The Miami Heat fought through a ton of adversity Tuesday night, including leg cramps that forced LeBron James to watch the final three minutes of the fourth quarter, to take Game 4, 104-98.
The Heat now hold a commanding 3-1 edge in the NBA Finals and can clinch the championship in Game 5. Here are some observations from Game 4:
Where is James Harden?
For those who didn’t catch the postgame show on NBA TV, Charles Barkley made a really funny quip regarding Harden’s head-scratching disappearance in The Finals. Host Matt Winer asked Barkley why he was looking under the table to which Barkley replied, “I’m looking for James Harden.” With the exception of Game 2 in Oklahoma City, Harden has been MIA in this series — especially in Miami.
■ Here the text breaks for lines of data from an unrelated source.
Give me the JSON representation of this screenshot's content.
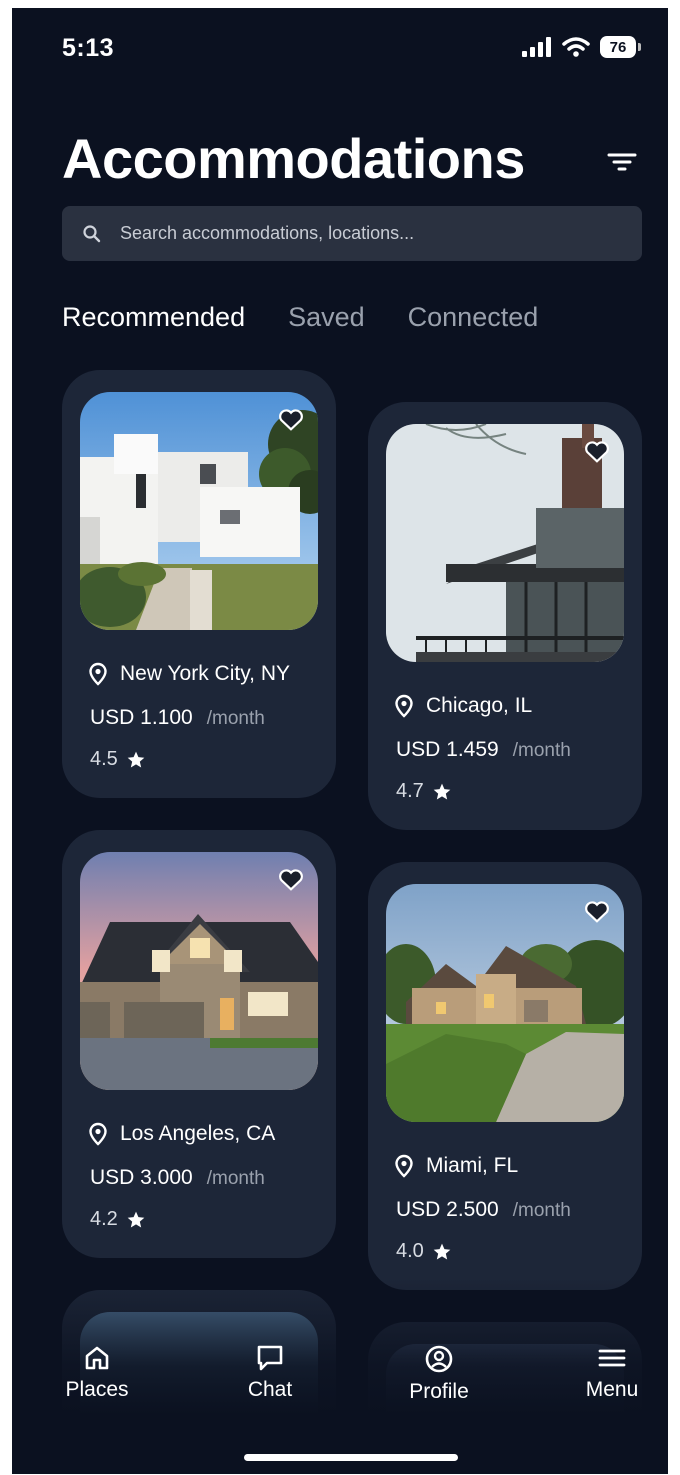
{
  "status_bar": {
    "time": "5:13",
    "battery": "76"
  },
  "header": {
    "title": "Accommodations"
  },
  "search": {
    "placeholder": "Search accommodations, locations..."
  },
  "tabs": [
    {
      "label": "Recommended",
      "active": true
    },
    {
      "label": "Saved",
      "active": false
    },
    {
      "label": "Connected",
      "active": false
    }
  ],
  "listings": [
    {
      "location": "New York City, NY",
      "price": "USD 1.100",
      "unit": "/month",
      "rating": "4.5"
    },
    {
      "location": "Chicago, IL",
      "price": "USD 1.459",
      "unit": "/month",
      "rating": "4.7"
    },
    {
      "location": "Los Angeles, CA",
      "price": "USD 3.000",
      "unit": "/month",
      "rating": "4.2"
    },
    {
      "location": "Miami, FL",
      "price": "USD 2.500",
      "unit": "/month",
      "rating": "4.0"
    }
  ],
  "bottom_nav": [
    {
      "label": "Places",
      "icon": "home-icon"
    },
    {
      "label": "Chat",
      "icon": "chat-icon"
    },
    {
      "label": "Profile",
      "icon": "user-circle-icon"
    },
    {
      "label": "Menu",
      "icon": "menu-icon"
    }
  ],
  "colors": {
    "background": "#0b1120",
    "card": "#1d2638",
    "search": "#2a3140",
    "muted_text": "#9aa1ad"
  }
}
In games 1, 3, and 4 Harden is 6-for-26 from the field and had back-to-back 2-for-10 games on the road. If the Thunder are going to extend this series, the reigning Sixth Man of the Year must find his shooting touch and regain his confidence.
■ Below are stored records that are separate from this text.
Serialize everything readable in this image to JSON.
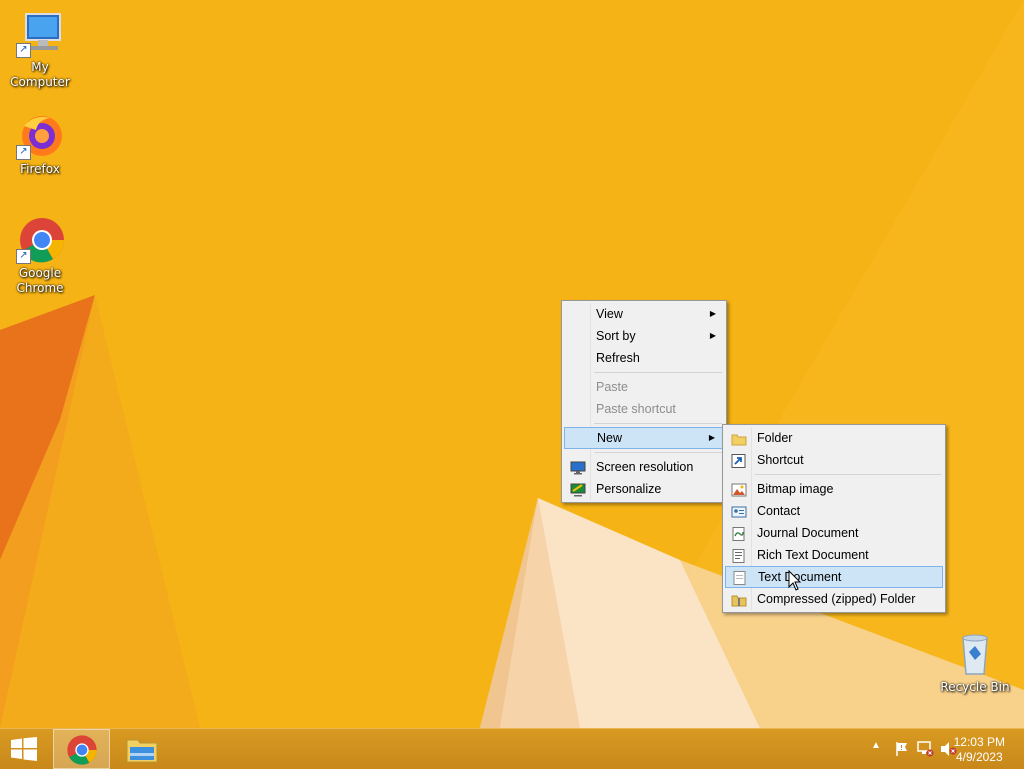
{
  "desktop": {
    "icons": [
      {
        "label": "My Computer",
        "icon": "computer-icon"
      },
      {
        "label": "Firefox",
        "icon": "firefox-icon"
      },
      {
        "label": "Google Chrome",
        "icon": "chrome-icon"
      },
      {
        "label": "Recycle Bin",
        "icon": "recycle-bin-icon"
      }
    ]
  },
  "context_menu": {
    "items": [
      {
        "label": "View",
        "submenu": true,
        "disabled": false
      },
      {
        "label": "Sort by",
        "submenu": true,
        "disabled": false
      },
      {
        "label": "Refresh",
        "submenu": false,
        "disabled": false
      },
      {
        "label": "Paste",
        "submenu": false,
        "disabled": true
      },
      {
        "label": "Paste shortcut",
        "submenu": false,
        "disabled": true
      },
      {
        "label": "New",
        "submenu": true,
        "disabled": false,
        "active": true
      },
      {
        "label": "Screen resolution",
        "submenu": false,
        "disabled": false,
        "icon": "display-icon"
      },
      {
        "label": "Personalize",
        "submenu": false,
        "disabled": false,
        "icon": "personalize-icon"
      }
    ]
  },
  "new_submenu": {
    "items": [
      {
        "label": "Folder",
        "icon": "folder-icon"
      },
      {
        "label": "Shortcut",
        "icon": "shortcut-icon"
      },
      {
        "label": "Bitmap image",
        "icon": "bitmap-icon"
      },
      {
        "label": "Contact",
        "icon": "contact-icon"
      },
      {
        "label": "Journal Document",
        "icon": "journal-icon"
      },
      {
        "label": "Rich Text Document",
        "icon": "rich-text-icon"
      },
      {
        "label": "Text Document",
        "icon": "text-document-icon",
        "hovered": true
      },
      {
        "label": "Compressed (zipped) Folder",
        "icon": "zip-folder-icon"
      }
    ]
  },
  "taskbar": {
    "pinned": [
      "chrome-icon",
      "file-explorer-icon"
    ],
    "tray": {
      "time": "12:03 PM",
      "date": "4/9/2023"
    }
  },
  "colors": {
    "wallpaper": "#f6b315",
    "menu_bg": "#f0f0f0",
    "highlight": "#cde4f7",
    "taskbar": "#c8881a"
  }
}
LeBron emptying his gas tank
Leg cramps prevented the three-time NBA MVP from finishing Game 4, but his 3-point shot from the top of the circle (despite his leg locking up) with under two minutes to play gave the Heat the lead for good and was the biggest shot of the game. Moments later, Dwyane Wade made it a five-point game. You can say all you want about LeBron not performing well in the crunch time, but his effort and energy throughout the series has been nothing short of superb. He is scoring on drives, setting up teammates with the pass, rebounding, and defending Kevin Durant. How many players are able to do that? James has been the undisputed MVP of the 2012 NBA Finals and — if he wins that elusive ring — he deserves all the credit in the world because he is leaving everything he’s got on the floor.
Wild, wild Westbrook
Russell Westbrook had a superb game to say the least. He scored 43 points on 20-of-32 field goal attempts, and most of them were on the spectacular variety. Westbrook was absolutely sensational despite some miscues at the end, the biggest one was not knowing time and situation when he fouled Mario Chalmers with five seconds left on the shot clock. Thunder coach Scott Brooks said the game would not be close if not for his heroics. Those who criticize Westbrook should take a closer look at Tuesday game and see what a special talent Westbrook is.
Thunder bigs are playing small
Oklahoma City’s starting center Kendrick Perkins and power forward Serge Ibaka have been relatively useless in this series. Perkins can’t seem to find hoop and Ibaka looks like someone who is a bit overwhelmed by the mounting pressure of The Finals. Both Perkins and Ibaka are struggling offensively and have left the Heat off the hook by not punishing Miami’s “small ball.” Brooks may need to call on reserve forward Nick Collison to play more minutes because Perk and Ibaka have given him nearly nothing in this series.